Last year, we published the second version of our hyperscale cloud market share report. This latest update focuses in on seven, but we have swapped out two – Rackspace and EMC – and replaced
them with Oracle and Tencent. Overall growth was healthy, unsurprisingly, but was less top-heavy than in previous years. AWS continues to lead the market, but there is growing evidence that Azure and Google are closing the gap. Meanwhile, over in Asia, Alibaba is staking a dominant position, while the battle is on for number two.
In 2017, the hyperscale cloud infrastructure market crossed the $30b threshold and our projected CAGR for 2017-2022 is 48.8%. The latter is up from our previous five-year CAGR and reflects, to a large extent, the growth across the market. Azure and Google continue to be viewed as viable alternatives and are playing in the high-value areas – primarily artificial intelligence – where no platform, including AWS, has an unassailable lead. The playing eld is far more level here. Meanwhile, Oracle and IBM are pushing along steadily and also focusing in on AI.
The short history of the hyperscale cloud market has been about accumulating scale and grabbing real estate. This dynamic is still very much in play, especially when considering how much of the global market has yet to be fully penetrated. But in many ways, the maturing of the market and the increased viability of competitors, is making the scale game less crucial. The short list of providers that are in this game can all achieve scale. They would not be here otherwise. But the advantages and differentiation derived from that scale are declining. A new cloud battlefield has emerged and it centres on innovation. Increasingly, deals are won based on machine learning/artificial intelligence tools and cutting-edge technology.

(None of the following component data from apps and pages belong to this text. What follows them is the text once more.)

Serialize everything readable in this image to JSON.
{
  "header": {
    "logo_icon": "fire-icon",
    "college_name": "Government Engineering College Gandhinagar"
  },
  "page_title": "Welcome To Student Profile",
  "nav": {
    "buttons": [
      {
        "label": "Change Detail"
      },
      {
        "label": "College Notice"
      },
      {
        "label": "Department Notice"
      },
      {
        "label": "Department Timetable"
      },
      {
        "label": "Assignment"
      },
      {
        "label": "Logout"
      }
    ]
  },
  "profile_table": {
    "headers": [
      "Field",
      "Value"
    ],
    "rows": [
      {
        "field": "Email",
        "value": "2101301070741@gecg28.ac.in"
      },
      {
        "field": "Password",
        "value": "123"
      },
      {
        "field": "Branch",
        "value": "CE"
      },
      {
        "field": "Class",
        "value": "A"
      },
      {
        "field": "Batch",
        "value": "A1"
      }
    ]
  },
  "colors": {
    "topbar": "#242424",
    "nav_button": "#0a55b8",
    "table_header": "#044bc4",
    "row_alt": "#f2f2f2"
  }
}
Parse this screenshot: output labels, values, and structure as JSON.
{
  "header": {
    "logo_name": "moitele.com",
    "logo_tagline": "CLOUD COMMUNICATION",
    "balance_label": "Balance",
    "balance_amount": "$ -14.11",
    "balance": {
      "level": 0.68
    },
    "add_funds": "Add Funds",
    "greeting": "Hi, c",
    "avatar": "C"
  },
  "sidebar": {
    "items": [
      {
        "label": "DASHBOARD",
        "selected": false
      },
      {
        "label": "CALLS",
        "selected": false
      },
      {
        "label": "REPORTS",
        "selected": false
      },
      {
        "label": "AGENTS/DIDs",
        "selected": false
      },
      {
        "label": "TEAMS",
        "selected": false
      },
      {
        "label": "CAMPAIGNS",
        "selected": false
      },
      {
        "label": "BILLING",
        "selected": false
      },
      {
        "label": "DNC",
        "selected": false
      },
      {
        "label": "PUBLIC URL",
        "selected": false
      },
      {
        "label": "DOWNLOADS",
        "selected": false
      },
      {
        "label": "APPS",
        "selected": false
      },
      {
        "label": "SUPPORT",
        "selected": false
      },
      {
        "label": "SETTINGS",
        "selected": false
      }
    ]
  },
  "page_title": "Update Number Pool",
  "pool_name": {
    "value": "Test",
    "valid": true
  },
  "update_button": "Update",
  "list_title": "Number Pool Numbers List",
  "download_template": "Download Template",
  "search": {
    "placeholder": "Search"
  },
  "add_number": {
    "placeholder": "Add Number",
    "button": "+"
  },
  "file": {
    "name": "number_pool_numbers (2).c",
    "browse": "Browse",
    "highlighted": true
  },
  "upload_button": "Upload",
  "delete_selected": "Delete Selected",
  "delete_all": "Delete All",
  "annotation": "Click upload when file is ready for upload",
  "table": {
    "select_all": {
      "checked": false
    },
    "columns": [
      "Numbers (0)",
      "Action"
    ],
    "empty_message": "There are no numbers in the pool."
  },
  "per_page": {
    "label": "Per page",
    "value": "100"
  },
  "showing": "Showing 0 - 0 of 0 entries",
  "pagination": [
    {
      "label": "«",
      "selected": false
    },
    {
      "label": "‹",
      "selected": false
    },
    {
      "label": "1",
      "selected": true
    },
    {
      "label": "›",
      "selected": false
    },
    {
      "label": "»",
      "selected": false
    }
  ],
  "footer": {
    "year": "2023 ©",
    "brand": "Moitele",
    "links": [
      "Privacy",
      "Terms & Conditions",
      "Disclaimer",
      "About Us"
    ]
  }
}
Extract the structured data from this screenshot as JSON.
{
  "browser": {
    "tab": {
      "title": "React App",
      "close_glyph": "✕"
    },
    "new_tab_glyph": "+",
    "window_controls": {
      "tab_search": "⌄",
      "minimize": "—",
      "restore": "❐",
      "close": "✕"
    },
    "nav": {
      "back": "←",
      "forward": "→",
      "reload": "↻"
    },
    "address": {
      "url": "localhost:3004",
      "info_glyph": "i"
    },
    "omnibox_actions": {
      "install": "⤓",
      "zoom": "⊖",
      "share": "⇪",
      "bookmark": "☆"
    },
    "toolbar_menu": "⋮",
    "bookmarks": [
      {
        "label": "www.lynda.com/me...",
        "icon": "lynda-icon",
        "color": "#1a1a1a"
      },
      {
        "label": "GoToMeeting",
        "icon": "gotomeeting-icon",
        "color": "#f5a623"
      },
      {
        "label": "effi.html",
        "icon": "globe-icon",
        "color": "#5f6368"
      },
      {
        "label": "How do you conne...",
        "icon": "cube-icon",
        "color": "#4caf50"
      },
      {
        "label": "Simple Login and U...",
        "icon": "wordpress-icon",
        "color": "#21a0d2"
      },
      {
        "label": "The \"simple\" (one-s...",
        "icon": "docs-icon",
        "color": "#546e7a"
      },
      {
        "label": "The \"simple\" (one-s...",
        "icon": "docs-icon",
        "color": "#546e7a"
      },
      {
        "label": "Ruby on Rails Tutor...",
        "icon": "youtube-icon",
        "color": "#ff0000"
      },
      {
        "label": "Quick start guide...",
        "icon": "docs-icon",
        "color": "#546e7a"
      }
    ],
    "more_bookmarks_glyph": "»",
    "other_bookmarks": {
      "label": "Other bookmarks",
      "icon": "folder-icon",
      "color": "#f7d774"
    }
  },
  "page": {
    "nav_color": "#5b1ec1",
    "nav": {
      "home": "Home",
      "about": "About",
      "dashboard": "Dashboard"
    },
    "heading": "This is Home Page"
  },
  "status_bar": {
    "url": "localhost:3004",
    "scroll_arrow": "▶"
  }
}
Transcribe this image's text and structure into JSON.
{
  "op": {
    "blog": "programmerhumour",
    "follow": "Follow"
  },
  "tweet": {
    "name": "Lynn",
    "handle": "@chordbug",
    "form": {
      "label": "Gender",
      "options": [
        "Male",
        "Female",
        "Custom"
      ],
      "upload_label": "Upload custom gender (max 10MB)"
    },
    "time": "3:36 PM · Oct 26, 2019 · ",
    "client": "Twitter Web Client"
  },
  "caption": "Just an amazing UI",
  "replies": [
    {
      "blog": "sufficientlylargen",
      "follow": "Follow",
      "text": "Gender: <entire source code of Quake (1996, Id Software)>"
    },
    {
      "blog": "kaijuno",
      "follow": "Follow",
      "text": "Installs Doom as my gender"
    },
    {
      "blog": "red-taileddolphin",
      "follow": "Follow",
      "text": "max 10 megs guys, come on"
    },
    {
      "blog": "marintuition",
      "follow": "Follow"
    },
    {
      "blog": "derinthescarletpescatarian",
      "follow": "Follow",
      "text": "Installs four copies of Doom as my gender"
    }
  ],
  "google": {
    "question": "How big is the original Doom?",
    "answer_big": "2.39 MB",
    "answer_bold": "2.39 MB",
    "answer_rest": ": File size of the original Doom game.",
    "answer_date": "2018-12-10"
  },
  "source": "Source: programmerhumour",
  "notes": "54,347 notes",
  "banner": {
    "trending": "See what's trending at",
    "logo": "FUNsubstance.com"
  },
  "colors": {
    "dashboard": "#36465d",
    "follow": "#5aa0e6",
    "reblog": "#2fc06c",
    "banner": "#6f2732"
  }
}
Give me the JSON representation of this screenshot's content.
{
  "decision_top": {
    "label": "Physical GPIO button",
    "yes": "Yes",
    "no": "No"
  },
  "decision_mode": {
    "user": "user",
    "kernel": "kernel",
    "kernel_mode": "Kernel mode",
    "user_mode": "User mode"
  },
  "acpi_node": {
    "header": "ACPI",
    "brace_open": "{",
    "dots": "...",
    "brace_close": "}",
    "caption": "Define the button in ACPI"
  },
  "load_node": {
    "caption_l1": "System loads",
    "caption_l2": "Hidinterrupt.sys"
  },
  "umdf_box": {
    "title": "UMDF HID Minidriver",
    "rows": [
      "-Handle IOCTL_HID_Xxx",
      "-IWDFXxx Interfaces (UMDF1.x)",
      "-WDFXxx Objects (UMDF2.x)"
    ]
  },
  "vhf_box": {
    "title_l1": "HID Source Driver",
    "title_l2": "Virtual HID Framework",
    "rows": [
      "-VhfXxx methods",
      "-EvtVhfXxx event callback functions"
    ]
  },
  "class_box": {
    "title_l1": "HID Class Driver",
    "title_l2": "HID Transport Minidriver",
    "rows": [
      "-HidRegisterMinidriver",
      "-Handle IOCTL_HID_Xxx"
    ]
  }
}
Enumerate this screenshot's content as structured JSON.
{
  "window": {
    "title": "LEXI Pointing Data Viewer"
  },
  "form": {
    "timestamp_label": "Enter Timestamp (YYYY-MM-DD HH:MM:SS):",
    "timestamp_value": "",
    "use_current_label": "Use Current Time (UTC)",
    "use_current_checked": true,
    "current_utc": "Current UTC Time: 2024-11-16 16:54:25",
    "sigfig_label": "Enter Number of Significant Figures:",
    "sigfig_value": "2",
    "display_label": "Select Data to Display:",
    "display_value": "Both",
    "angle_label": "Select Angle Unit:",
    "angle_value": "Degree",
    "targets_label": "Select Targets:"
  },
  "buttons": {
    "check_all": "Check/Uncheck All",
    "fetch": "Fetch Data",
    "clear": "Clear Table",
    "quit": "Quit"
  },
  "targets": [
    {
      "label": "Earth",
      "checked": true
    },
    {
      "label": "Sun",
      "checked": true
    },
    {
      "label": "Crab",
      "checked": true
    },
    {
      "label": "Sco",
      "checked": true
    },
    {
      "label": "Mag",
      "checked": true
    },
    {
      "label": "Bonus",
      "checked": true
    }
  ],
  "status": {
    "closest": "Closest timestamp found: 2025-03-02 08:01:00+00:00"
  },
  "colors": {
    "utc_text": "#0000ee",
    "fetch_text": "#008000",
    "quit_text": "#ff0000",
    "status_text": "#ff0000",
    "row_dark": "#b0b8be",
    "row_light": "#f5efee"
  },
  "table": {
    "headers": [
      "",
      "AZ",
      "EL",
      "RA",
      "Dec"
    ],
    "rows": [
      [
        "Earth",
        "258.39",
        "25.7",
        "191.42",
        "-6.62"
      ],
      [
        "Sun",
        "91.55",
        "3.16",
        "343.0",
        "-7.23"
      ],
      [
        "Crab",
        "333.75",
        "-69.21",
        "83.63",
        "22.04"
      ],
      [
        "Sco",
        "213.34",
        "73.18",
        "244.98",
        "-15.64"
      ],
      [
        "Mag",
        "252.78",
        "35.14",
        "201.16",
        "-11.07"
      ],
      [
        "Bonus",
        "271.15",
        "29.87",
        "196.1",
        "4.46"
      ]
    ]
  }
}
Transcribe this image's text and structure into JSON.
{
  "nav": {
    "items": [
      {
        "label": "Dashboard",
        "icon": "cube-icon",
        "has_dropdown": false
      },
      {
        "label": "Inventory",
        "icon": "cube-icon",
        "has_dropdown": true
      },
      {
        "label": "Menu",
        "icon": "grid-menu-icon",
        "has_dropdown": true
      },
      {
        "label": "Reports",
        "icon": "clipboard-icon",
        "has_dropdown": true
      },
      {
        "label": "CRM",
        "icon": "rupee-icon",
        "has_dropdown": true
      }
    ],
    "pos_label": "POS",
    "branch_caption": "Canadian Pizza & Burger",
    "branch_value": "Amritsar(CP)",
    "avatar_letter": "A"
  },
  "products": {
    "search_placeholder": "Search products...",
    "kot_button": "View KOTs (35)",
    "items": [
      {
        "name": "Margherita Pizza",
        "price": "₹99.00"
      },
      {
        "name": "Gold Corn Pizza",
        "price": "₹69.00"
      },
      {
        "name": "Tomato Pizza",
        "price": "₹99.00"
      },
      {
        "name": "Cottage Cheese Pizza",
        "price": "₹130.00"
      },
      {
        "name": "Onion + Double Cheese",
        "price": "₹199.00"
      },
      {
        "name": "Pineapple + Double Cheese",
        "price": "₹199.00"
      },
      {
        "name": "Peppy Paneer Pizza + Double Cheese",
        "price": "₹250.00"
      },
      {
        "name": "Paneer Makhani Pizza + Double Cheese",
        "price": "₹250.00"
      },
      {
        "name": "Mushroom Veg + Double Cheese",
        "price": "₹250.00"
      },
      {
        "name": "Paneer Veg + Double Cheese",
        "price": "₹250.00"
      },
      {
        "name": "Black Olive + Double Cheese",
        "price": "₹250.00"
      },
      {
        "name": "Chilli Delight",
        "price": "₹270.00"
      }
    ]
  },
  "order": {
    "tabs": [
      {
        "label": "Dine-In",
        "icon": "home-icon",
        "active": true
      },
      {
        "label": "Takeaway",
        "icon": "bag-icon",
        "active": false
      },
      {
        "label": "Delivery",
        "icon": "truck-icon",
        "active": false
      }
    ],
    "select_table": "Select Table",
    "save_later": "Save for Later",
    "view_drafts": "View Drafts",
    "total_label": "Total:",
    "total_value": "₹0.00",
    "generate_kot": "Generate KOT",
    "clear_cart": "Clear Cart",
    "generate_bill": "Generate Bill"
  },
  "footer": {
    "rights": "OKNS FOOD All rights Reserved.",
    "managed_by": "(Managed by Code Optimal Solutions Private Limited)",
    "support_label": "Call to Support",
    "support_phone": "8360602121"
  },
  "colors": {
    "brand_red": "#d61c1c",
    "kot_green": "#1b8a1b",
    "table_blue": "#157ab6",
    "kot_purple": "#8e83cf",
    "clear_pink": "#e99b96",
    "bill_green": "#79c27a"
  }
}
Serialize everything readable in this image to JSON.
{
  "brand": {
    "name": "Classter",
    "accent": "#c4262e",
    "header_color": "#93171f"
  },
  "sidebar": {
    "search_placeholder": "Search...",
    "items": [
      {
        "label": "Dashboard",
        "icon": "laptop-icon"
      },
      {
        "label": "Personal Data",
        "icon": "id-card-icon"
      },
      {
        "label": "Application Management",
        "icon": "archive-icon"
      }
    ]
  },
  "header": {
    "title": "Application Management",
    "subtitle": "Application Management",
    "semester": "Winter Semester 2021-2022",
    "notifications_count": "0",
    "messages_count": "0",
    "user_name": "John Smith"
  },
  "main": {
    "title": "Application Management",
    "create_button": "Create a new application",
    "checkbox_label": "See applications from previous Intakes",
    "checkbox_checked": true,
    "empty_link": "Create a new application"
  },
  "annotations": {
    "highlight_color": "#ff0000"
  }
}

This report provides growth rate projections and total revenue estimates for the hyperscale cloud providers on a five-year basis. Included are geographic splits and a total market share summation. The big picture take: there have been some signs that the market will grow at a more moderated pace in the coming years, but that surely doesn’t mean this market is slowing down, and there is still plenty of runway left considering how much of the world has yet to adopt cloud. But as this market matures, there will be shifting competitive dynamics. One of the big ones to look for, particularly in mature markets, is the growth of existing customers (those that have already adopted and put workloads on cloud). How much more can they put on cloud and how much more can they spend to add value and fully exploit cloud investments with things such as AI?